As best shown in the cross sectional view of container 12 in FIG. 3, top 24 of container 12 has a thickened portion 60 at the point where the first axial end 32 of orifice 30 is embedded, with the thickened portion 60 providing several functions. For example, thickened portion 60 increases the mechanical strength of the metallic embedment or orifice 30, as it provides more plastic around the perimetrical flanges 42. The thickened portion 60 includes a portion 62 which extends into opening 40 of metallic orifice 30 to define a substantially flat annular sealing surface 64, as well as to define an opening 66 in registry with opening 40 defined by metallic orifice 30. Flat sealing surface 64 is parallel with an imaginary plane disposed across the second axial end of orifice 30 transverse to longitudinal axis 31, and it is disposed a predetermined dimension from this imaginary plane which is selected to cause radiator cap 14 to provide a liquid tight seal at annular sealing surface 64 when radiator cap 14 is advanced to its fully engaged position with orifice 30. Thickened portion 60 also includes a portion 68 which extends along the outer surface 38 of orifice 30 for a predetermined dimension.
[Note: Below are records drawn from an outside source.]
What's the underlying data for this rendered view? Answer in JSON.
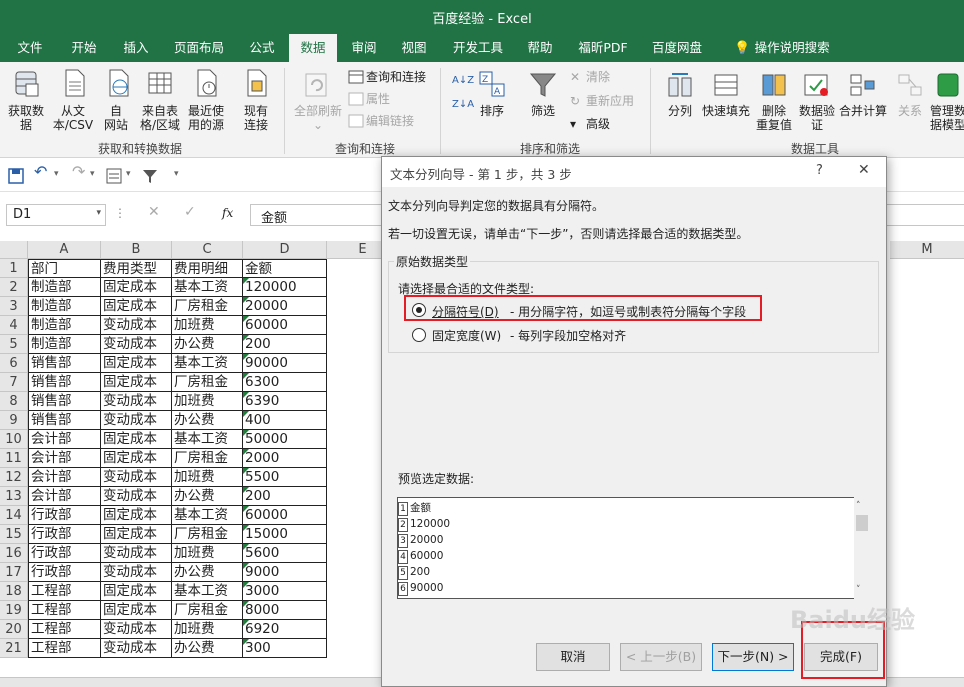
{
  "window": {
    "title": "百度经验  -  Excel"
  },
  "tabs": [
    "文件",
    "开始",
    "插入",
    "页面布局",
    "公式",
    "数据",
    "审阅",
    "视图",
    "开发工具",
    "帮助",
    "福昕PDF",
    "百度网盘",
    "操作说明搜索"
  ],
  "active_tab": "数据",
  "ribbon": {
    "get_data": [
      "获取数",
      "据"
    ],
    "from_csv": [
      "从文",
      "本/CSV"
    ],
    "from_web": [
      "自",
      "网站"
    ],
    "from_table": [
      "来自表",
      "格/区域"
    ],
    "recent_sources": [
      "最近使",
      "用的源"
    ],
    "existing_conn": [
      "现有",
      "连接"
    ],
    "group_get": "获取和转换数据",
    "refresh_all": "全部刷新",
    "queries_conn": "查询和连接",
    "properties": "属性",
    "edit_links": "编辑链接",
    "group_query": "查询和连接",
    "sort_az": "A↓Z",
    "sort_za": "Z↓A",
    "sort": "排序",
    "filter": "筛选",
    "clear": "清除",
    "reapply": "重新应用",
    "advanced": "高级",
    "group_sort": "排序和筛选",
    "text_to_columns": "分列",
    "flash_fill": "快速填充",
    "remove_dup": [
      "删除",
      "重复值"
    ],
    "validation": [
      "数据验",
      "证"
    ],
    "consolidate": "合并计算",
    "relationships": "关系",
    "manage_model": [
      "管理数",
      "据模型"
    ],
    "group_tools": "数据工具"
  },
  "formula_bar": {
    "namebox": "D1",
    "fx": "fx",
    "value": "金额"
  },
  "columns": [
    "A",
    "B",
    "C",
    "D",
    "E",
    "M"
  ],
  "rows": [
    [
      "部门",
      "费用类型",
      "费用明细",
      "金额"
    ],
    [
      "制造部",
      "固定成本",
      "基本工资",
      "120000"
    ],
    [
      "制造部",
      "固定成本",
      "厂房租金",
      "20000"
    ],
    [
      "制造部",
      "变动成本",
      "加班费",
      "60000"
    ],
    [
      "制造部",
      "变动成本",
      "办公费",
      "200"
    ],
    [
      "销售部",
      "固定成本",
      "基本工资",
      "90000"
    ],
    [
      "销售部",
      "固定成本",
      "厂房租金",
      "6300"
    ],
    [
      "销售部",
      "变动成本",
      "加班费",
      "6390"
    ],
    [
      "销售部",
      "变动成本",
      "办公费",
      "400"
    ],
    [
      "会计部",
      "固定成本",
      "基本工资",
      "50000"
    ],
    [
      "会计部",
      "固定成本",
      "厂房租金",
      "2000"
    ],
    [
      "会计部",
      "变动成本",
      "加班费",
      "5500"
    ],
    [
      "会计部",
      "变动成本",
      "办公费",
      "200"
    ],
    [
      "行政部",
      "固定成本",
      "基本工资",
      "60000"
    ],
    [
      "行政部",
      "固定成本",
      "厂房租金",
      "15000"
    ],
    [
      "行政部",
      "变动成本",
      "加班费",
      "5600"
    ],
    [
      "行政部",
      "变动成本",
      "办公费",
      "9000"
    ],
    [
      "工程部",
      "固定成本",
      "基本工资",
      "3000"
    ],
    [
      "工程部",
      "固定成本",
      "厂房租金",
      "8000"
    ],
    [
      "工程部",
      "变动成本",
      "加班费",
      "6920"
    ],
    [
      "工程部",
      "变动成本",
      "办公费",
      "300"
    ]
  ],
  "row_numbers": [
    "1",
    "2",
    "3",
    "4",
    "5",
    "6",
    "7",
    "8",
    "9",
    "10",
    "11",
    "12",
    "13",
    "14",
    "15",
    "16",
    "17",
    "18",
    "19",
    "20",
    "21"
  ],
  "sheet_tabs": [
    "(((成本",
    "类明细",
    "明细",
    "最高最低",
    "Sheet1",
    "Sheet2(2)",
    "详情图",
    "详细图(2)"
  ],
  "dialog": {
    "title": "文本分列向导 - 第 1 步，共 3 步",
    "help": "?",
    "close": "✕",
    "intro": "文本分列向导判定您的数据具有分隔符。",
    "hint": "若一切设置无误，请单击“下一步”，否则请选择最合适的数据类型。",
    "group_title": "原始数据类型",
    "choose_label": "请选择最合适的文件类型:",
    "delimited_label": "分隔符号(D)",
    "delimited_desc": "- 用分隔字符，如逗号或制表符分隔每个字段",
    "fixed_label": "固定宽度(W)",
    "fixed_desc": "- 每列字段加空格对齐",
    "preview_label": "预览选定数据:",
    "preview_lines": [
      "1金额",
      "2120000",
      "320000",
      "460000",
      "5200",
      "690000"
    ],
    "preview_nums": [
      "1",
      "2",
      "3",
      "4",
      "5",
      "6"
    ],
    "preview_vals": [
      "金额",
      "120000",
      "20000",
      "60000",
      "200",
      "90000"
    ],
    "cancel": "取消",
    "back": "< 上一步(B)",
    "next": "下一步(N) >",
    "finish": "完成(F)"
  },
  "watermark": "Baidu经验",
  "colors": {
    "excel_green": "#217346",
    "highlight_red": "#e51c23"
  }
}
Radiator cap 14, which may be of conventional construction, includes a cover portion 70, a depending post 72 fixed to the inside of the cover portion 70, a spring 74 disposed about post 72, a rotatable metallic pressure member 76 which is axially slidable on post 72 between first and second stops, with said spring 74 resiliently urging metallic pressure member 76 to its first stop when cap 14 is disengaged from container 12, and a resilient gasket member 78.
As shown in FIG. 4, when radiator cap 14 is engaged with orifice 30 and turned clockwise, metallic member 76 forces gasket member 78 against annular sealing surface 64, with continued clockwise turning of cap 14 pulling cover 70 closer to the second axial end 34 of orifice 30 via camming surfaces 54, compressing spring 74 and increasing the pressure of metallic member 76 against gasket member 78 and annular sealing surface 64. Thus, a liquid-tight seal is established at sealing surface 64, before the plastic-to-metal interface 33 between the plastic of container 12 and the metal of orifice 30 is encountered, placing interface 33 outside the high pressure portion of container 12 and precluding liquid leaks about the interface. Should the internal pressure of container 12 exceed the predetermined pressure relief rating of cap 14, the spring pressure will be overcome, allowing excess pressure to be relieved by venting gasses and/or liquid coolant out tubular member 44, instead of building up pressure on the relief side of metallic pressure member 76 which would attempt to force fluids through interface 33.